• Input records:
▼
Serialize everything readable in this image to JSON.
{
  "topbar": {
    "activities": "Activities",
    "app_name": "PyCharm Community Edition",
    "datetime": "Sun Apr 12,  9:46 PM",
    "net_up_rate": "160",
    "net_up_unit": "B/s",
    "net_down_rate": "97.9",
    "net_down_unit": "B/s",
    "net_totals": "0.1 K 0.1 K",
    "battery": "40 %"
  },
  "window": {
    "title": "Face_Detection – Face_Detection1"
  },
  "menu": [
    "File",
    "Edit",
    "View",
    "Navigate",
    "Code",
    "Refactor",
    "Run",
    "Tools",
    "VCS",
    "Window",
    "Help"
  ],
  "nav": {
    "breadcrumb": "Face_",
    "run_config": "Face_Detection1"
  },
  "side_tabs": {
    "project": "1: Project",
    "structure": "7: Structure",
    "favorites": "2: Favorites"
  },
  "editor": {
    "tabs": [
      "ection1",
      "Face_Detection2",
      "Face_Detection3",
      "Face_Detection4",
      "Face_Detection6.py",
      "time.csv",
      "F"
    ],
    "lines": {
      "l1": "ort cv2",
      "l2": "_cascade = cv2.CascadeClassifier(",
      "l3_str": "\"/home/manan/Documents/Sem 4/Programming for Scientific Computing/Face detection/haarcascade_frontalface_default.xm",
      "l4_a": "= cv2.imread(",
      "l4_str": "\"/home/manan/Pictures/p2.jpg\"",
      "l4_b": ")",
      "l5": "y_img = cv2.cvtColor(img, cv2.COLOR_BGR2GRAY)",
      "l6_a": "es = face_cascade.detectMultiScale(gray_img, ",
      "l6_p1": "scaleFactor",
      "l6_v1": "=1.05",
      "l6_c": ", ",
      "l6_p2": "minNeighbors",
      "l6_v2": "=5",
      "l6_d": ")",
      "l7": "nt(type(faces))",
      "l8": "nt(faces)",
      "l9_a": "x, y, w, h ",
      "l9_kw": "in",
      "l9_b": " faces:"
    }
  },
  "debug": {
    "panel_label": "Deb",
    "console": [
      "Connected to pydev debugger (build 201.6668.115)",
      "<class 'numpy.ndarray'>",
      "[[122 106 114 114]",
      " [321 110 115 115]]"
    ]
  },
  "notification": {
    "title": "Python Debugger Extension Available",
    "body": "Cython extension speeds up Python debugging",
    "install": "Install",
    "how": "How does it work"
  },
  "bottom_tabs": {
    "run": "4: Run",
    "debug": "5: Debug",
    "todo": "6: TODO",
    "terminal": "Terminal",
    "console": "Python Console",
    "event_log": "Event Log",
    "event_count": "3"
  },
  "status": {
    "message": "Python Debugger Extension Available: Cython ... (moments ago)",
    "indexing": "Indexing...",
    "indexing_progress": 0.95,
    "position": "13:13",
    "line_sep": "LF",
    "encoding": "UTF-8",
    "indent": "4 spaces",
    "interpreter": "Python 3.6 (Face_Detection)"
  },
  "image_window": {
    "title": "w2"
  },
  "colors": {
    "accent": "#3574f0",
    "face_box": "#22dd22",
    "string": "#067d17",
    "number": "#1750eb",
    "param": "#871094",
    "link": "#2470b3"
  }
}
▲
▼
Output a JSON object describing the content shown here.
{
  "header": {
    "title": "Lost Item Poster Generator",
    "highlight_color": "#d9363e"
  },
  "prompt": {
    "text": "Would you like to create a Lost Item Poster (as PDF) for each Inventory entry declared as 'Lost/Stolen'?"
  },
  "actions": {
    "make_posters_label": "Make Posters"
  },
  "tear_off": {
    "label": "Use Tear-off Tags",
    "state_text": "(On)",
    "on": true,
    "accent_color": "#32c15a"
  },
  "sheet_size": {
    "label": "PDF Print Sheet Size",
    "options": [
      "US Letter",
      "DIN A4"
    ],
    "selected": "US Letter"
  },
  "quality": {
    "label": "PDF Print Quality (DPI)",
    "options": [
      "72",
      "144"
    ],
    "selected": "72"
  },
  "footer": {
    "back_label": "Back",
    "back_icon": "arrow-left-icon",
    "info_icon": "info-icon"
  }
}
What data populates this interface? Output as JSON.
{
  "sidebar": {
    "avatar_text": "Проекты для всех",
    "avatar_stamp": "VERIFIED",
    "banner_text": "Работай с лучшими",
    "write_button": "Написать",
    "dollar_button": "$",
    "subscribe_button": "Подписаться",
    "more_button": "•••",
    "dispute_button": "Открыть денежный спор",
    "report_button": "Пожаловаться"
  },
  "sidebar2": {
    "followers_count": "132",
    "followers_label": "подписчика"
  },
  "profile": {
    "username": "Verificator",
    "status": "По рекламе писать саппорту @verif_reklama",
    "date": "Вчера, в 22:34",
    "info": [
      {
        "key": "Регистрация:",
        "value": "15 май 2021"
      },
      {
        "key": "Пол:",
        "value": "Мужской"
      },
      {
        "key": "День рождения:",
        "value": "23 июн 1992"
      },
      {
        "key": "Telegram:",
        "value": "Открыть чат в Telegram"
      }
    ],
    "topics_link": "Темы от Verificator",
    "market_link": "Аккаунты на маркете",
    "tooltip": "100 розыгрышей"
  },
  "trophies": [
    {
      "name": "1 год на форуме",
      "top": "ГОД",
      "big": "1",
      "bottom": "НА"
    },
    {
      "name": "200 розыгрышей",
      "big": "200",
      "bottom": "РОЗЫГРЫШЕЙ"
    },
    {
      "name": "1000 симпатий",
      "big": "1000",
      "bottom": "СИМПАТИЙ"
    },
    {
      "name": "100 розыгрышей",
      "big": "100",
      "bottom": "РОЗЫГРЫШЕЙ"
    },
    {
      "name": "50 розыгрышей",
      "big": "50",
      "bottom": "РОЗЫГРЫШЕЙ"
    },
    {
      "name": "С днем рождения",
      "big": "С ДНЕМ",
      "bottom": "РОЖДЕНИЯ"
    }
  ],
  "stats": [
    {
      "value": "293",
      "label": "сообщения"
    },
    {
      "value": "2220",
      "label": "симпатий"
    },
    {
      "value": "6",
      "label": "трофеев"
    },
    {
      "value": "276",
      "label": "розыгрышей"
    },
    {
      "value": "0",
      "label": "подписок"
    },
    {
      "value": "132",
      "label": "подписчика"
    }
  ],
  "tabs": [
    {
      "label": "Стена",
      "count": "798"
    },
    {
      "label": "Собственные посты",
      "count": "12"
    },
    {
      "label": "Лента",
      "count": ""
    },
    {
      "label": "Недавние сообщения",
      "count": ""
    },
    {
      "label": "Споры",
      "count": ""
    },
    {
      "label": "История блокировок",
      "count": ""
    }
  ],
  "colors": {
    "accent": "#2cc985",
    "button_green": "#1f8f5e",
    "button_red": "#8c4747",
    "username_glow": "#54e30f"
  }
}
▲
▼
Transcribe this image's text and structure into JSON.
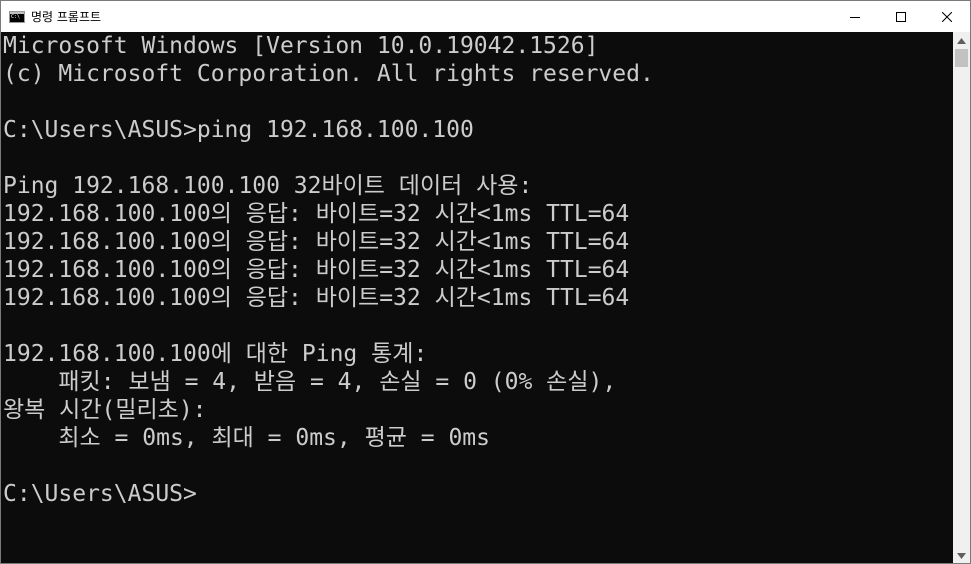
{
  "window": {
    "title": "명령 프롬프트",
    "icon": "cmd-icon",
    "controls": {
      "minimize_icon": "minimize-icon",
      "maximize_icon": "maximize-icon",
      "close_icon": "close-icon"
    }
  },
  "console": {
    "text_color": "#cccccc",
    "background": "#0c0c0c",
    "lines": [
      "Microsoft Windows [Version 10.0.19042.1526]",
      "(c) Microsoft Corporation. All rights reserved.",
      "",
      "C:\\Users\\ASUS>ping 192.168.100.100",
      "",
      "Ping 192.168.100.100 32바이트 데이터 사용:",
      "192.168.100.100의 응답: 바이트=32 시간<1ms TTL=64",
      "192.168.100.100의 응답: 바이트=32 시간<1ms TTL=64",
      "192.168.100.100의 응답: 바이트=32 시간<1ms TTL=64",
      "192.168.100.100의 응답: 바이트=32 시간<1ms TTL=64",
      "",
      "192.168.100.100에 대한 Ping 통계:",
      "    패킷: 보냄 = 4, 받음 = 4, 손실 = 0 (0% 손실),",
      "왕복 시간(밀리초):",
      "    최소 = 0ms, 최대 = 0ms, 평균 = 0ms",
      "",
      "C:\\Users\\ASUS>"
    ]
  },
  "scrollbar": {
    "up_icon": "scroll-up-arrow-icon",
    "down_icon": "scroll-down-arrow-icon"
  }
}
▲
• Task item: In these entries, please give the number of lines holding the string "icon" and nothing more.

• Written response: 8